The host files

Every collected host is declared in a distinct file, defining it's name, and the probe to collect. To ease declaration, macro and collections can be used. A very simple host declaration can be :

<!DOCTYPE host PUBLIC "-//jrds//DTD Host//EN" "urn:jrds:host">
<host name="hostname">
    <probe type="ProbeType" />
</host>

The host attribute

For each host, some attributes are defined. A mandatory one is the host name, that will be used for displaying this host and searching it.

This can be a symbolic name, easy to use and remember. For IP connection, a attribute called dnsName can be added, that will provide (for example) the FQDN for the host, or it's IP.

Probe declaration

Each probe to collect is a separate XML element. It's type is mandatory to identify it. Some probes needs arguments, they are defined using a list of named attributes :

<probe type="ProbeType">
    <attr name="attrName">value</attr>
</probe>

Some probes takes an undefined number of arguments, they can use lists :

<probe type="ProbeType">
    <list>
        <arg type="Type">value</value>
    </list>
</probe>

It's up to the probe writer to decide which kind of declaration to use.

Some probes are connected probes and needs a connection declaration :

<connection type="Class name" >
    <attr name="attrName">value</attr>
</connection>

For each probe, a additional timer attribute can be used to define a different timer than the default one.
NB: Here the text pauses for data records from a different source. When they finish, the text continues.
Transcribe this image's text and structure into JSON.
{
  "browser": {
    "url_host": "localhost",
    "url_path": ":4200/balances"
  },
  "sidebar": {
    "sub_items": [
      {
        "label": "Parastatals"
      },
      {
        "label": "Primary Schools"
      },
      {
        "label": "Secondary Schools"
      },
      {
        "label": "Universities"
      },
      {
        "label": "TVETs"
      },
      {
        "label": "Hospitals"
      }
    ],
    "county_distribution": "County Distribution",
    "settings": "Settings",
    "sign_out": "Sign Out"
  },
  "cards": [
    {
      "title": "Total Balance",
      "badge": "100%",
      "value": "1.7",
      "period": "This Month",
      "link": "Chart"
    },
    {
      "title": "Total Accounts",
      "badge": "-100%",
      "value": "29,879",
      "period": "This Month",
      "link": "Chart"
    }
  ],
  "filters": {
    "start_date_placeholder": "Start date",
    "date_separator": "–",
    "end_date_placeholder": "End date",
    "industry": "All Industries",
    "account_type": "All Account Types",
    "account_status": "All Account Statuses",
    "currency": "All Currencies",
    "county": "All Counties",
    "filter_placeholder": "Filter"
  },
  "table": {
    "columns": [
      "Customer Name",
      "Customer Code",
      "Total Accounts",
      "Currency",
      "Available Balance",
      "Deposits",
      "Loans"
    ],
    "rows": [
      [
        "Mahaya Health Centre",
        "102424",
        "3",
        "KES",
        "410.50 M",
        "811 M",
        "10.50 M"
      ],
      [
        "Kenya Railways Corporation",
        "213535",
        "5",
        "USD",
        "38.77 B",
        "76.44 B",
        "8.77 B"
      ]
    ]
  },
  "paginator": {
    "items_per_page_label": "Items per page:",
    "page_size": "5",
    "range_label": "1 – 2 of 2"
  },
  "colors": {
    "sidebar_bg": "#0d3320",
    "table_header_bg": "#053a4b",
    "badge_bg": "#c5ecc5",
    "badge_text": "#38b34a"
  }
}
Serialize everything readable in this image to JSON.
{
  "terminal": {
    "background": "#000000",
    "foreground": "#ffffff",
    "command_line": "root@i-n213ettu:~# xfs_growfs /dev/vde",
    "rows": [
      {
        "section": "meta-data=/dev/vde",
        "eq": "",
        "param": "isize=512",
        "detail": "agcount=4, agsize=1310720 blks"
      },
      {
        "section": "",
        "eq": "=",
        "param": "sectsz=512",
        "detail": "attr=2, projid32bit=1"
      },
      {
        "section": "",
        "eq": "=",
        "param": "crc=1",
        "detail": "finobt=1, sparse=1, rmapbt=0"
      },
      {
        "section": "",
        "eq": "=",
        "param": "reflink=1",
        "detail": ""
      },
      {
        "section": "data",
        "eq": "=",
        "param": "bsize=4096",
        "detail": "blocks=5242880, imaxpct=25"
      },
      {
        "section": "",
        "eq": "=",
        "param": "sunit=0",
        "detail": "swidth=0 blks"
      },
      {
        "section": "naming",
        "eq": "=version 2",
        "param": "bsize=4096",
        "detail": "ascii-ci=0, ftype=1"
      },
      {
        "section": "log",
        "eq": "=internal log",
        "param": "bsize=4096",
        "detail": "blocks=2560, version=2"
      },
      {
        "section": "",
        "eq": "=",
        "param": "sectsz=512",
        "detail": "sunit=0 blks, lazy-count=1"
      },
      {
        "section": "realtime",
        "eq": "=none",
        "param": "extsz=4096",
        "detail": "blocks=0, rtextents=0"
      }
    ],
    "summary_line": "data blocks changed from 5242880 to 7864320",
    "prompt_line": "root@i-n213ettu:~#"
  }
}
For example, if in the properties files, the following timer is declared :

timers=fast
timer.fast.step=15
timer.fast.timeout=2
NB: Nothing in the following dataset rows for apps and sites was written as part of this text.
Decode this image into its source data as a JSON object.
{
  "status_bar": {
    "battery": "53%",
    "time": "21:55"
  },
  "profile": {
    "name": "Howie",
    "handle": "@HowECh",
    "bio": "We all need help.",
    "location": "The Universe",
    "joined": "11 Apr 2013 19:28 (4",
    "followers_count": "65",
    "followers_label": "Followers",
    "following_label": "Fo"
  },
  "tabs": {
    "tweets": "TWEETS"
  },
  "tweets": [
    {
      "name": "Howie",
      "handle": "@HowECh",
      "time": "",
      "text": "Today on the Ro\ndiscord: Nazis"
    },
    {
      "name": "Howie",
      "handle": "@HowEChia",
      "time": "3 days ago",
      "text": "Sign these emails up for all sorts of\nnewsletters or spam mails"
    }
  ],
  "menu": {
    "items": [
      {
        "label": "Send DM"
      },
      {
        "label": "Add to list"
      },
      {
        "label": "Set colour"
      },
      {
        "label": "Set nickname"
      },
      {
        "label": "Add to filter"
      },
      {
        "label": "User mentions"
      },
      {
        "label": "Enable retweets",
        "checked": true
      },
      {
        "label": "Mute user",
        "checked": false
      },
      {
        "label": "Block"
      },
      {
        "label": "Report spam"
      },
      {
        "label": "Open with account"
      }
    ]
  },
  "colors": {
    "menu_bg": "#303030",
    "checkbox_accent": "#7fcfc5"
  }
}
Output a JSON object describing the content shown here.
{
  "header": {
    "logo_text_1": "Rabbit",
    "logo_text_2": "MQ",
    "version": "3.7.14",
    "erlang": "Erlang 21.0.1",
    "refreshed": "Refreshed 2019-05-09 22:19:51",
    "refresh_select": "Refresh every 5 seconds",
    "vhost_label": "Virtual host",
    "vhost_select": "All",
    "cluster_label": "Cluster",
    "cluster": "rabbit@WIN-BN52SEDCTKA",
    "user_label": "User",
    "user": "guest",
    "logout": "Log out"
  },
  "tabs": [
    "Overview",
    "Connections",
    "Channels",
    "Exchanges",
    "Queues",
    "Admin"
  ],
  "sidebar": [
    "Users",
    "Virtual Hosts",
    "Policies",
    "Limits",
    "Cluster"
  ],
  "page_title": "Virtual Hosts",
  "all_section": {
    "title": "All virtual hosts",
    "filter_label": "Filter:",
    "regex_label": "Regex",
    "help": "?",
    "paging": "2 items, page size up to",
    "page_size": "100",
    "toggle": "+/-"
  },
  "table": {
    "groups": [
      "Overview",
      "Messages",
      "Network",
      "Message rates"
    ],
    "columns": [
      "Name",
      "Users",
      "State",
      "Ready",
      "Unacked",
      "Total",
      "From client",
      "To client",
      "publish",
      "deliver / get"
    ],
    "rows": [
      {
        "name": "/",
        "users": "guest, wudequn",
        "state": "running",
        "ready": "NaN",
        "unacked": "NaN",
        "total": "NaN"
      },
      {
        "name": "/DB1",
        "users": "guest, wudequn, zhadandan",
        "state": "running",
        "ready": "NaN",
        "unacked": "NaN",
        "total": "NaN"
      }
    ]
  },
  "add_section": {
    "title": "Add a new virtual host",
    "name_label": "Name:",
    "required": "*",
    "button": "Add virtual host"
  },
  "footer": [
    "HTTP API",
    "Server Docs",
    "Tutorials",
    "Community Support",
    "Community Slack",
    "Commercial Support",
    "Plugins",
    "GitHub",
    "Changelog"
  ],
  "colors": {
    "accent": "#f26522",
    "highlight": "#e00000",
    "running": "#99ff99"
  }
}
Then a fast collected probe can be defined with :

<probe type="CpuRawTimeLinux" timer="fast"/>

Collections and enumerations

Some nodes take a long list of probes, and sometimes the attributes differ only by a number. Thinks about a switch, with interfaces called if0, if1, and so one. It can be very tedious to write them all. Some servers can also use a lot of different file systems, repeating the probe declaration for each of them.

To ease writing and reading of those elements, both collections (an arbitrary set of values) and enumerations (a collection of consecutive values) can be used.

Collections

A collection is declared by it's name :

<collection name="collectionName">
    <element>elementa</element>
    <element>elementb</element>
</collection>

Probes are then put in a for element, referring to the collection name

<for var="i" collection="collectionName">
    <probe type="ProbeType">
        <attr name="name">${i}</attr>
    </probe>
</for>

Enumerations

Enumeration are not referenced, but directly generated in the for loop

<for var="i" min="1" max="3" step="1">
    <probe type="ProbeType">
        <attr name="name">${i}</attr>
    </probe>
</for>
 
hostfile.txt · Last modified: 2015/04/24 11:46 by arachne     Back to top